See an ENT right away if muffled ears are accompanied by:

  • Sudden or rapidly worsening hearing loss
  • Ear pain that persists for more than a day
  • Fever higher than 101°F
  • Fluid draining from the ears
  • Dizziness or balance problems
  • Facial muscle weakness
  • Headaches or ear pain when chewing

An ENT can thoroughly examine your ears with specialized tools, order appropriate hearing and balance tests, identify any structural abnormalities, and provide effective solutions tailored to the cause of your muffled ears.

Key takeaways

  • Muffled ears usually resolve on their own but can sometimes indicate an underlying problem needing medical treatment.
  • See a doctor if muffling persists beyond a few days, occurs suddenly, or is accompanied by other worrisome symptoms.
  • Common causes like earwax, infections, allergies, and Eustachian tube issues can often be treated at home initially.
  • Severe or chronic muffling may require prescription ear drops, oral antibiotics, steroid therapy, hearing aids, or minor ear procedures.
  • Promptly treating the cause provides the best chance at preserving hearing and preventing long-term issues.
  • See an ENT specialist for optimal diagnosis and management of chronic or progressive muffled ears.
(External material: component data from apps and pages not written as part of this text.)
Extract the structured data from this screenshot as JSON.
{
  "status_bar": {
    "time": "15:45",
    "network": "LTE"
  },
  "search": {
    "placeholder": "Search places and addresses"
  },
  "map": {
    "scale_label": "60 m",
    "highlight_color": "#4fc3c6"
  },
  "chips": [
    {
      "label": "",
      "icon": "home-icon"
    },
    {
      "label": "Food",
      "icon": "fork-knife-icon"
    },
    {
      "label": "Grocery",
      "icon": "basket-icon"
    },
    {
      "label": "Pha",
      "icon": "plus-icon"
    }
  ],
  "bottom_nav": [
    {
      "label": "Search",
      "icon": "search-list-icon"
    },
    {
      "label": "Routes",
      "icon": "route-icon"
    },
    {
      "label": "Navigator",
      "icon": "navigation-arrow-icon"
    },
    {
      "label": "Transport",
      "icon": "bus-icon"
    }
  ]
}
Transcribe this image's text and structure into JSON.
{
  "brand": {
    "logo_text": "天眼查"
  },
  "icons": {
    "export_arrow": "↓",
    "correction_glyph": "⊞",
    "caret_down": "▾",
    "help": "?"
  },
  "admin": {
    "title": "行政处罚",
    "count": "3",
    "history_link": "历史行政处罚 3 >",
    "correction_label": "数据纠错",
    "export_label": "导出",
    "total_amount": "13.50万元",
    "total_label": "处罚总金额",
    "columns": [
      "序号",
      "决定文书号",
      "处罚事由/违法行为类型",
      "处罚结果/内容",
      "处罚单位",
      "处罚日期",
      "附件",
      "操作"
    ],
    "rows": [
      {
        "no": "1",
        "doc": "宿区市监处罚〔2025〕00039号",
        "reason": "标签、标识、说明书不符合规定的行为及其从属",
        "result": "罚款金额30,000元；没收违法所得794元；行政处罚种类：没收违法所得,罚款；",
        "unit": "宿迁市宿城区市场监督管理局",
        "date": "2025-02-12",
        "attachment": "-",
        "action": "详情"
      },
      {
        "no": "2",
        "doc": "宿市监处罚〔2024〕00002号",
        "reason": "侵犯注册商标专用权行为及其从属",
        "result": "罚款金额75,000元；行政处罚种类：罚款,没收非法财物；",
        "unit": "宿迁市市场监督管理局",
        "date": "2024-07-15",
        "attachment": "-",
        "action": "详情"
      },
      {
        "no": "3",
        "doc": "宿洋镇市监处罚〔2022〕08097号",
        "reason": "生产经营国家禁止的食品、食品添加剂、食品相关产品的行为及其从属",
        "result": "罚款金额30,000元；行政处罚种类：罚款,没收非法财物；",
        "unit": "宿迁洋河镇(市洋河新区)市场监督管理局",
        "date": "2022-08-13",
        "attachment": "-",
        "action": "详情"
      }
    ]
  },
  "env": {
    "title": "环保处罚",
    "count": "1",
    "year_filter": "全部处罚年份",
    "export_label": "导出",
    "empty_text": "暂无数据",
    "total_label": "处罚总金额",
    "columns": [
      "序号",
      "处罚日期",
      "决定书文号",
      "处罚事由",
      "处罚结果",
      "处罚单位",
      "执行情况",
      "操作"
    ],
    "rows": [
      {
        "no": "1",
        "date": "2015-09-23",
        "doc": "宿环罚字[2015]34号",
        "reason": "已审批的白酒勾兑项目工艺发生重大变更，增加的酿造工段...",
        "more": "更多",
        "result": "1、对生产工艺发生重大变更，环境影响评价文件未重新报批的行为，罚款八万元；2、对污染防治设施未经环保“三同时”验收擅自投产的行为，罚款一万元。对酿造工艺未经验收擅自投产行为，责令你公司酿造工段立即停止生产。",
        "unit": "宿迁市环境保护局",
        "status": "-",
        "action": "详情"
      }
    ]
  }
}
When to worry: a summary

Here is a quick overview of when to be concerned about muffled ears and seek medical advice:

  • Muffling lasts longer than 3-4 days
  • You suddenly cannot hear or have reduced hearing in one or both ears
  • You have ear pain, drainage, or bleeding from the ear
  • Dizziness, vertigo, or balance problems arise
  • You have headaches, especially when chewing
  • Your hearing is muffled after a head injury or loud noise exposure
  • You have vision issues like blurred or double vision with the muffled ears
  • Standard home treatments like earwax removal drops don’t resolve the clogged feeling in your ears

When in doubt about muffled ears, it is better to consult a doctor to identify the cause and recommend appropriate solutions. Prompt treatment helps avoid permanent damage and more serious complications.


Having muffled or clogged ears is very common and typically clears up on its own or with simple at-home remedies. But long-lasting or severe muffling accompanied by other symptoms should be professionally evaluated as soon as possible to diagnose any underlying condition requiring proper medical treatment.

Seeing an ENT specialist is advised if you have persistent muffled hearing, sudden deafness in one ear, dizziness, or drainage/bleeding from an ear. Quick action ensures the best outcome and recovery of normal hearing.

With appropriate diagnosis and management, most causes of muffled ears can be effectively treated. Pay attention to any red flag symptoms, and don’t delay seeking help to prevent short-term annoyance from becoming permanent, serious ear damage or hearing impairment.